→ SUPPLIED ENTRIES:
○ ○ ○ ○ ○

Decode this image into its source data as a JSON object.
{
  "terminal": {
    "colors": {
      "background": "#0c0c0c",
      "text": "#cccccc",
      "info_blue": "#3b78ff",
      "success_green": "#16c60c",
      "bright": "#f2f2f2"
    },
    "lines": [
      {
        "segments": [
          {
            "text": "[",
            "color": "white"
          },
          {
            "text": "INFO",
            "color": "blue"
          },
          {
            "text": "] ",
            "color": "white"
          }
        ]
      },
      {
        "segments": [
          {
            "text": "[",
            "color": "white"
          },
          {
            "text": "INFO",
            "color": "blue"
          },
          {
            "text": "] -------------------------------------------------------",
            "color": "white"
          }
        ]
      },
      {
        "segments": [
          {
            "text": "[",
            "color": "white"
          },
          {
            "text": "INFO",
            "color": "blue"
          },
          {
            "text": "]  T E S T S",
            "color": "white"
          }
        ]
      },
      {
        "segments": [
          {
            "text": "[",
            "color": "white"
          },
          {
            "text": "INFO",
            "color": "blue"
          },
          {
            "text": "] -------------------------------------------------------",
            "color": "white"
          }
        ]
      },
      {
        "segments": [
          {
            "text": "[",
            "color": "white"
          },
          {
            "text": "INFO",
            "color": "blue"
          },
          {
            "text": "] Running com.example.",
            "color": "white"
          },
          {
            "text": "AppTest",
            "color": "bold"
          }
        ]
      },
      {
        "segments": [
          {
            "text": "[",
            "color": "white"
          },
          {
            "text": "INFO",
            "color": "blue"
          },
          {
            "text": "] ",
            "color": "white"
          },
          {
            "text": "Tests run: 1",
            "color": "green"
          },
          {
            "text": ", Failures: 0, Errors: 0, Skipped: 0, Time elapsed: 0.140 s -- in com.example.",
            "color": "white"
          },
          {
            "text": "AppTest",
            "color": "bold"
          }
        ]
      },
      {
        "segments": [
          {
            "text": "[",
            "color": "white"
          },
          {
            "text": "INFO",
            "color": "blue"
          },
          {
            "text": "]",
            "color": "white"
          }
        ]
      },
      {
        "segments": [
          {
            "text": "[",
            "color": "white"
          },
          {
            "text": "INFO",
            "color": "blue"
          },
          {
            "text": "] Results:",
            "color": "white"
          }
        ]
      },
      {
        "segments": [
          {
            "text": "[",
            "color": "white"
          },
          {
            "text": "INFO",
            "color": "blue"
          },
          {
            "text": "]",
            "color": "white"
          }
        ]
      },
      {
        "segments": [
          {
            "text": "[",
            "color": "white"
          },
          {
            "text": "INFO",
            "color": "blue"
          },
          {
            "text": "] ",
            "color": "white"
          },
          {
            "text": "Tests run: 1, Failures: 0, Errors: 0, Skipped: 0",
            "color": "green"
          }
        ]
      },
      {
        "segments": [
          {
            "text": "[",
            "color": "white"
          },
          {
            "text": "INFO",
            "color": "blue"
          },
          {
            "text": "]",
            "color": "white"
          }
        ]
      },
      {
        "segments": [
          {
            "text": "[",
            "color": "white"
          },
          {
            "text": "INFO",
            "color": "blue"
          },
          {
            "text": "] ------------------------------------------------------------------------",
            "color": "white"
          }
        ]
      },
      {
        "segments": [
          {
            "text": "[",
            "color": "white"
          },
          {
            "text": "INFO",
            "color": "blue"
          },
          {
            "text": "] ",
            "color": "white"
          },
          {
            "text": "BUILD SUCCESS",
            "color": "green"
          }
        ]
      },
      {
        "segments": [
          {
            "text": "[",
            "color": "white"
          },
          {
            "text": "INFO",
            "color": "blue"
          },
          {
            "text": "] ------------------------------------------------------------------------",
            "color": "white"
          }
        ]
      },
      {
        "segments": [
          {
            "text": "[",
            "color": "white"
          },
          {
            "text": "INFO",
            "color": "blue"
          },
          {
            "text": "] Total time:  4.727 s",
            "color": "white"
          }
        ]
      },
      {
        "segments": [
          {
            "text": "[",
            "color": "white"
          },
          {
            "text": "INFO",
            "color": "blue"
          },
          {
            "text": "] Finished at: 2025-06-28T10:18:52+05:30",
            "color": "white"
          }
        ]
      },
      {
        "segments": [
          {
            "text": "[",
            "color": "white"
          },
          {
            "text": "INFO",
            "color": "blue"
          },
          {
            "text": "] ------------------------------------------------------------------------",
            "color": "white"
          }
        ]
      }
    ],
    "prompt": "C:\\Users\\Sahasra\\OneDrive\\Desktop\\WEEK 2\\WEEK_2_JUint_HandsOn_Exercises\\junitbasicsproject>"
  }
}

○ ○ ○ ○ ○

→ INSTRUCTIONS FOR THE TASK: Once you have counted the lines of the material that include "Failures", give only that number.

→ WRITTEN ANSWER: 2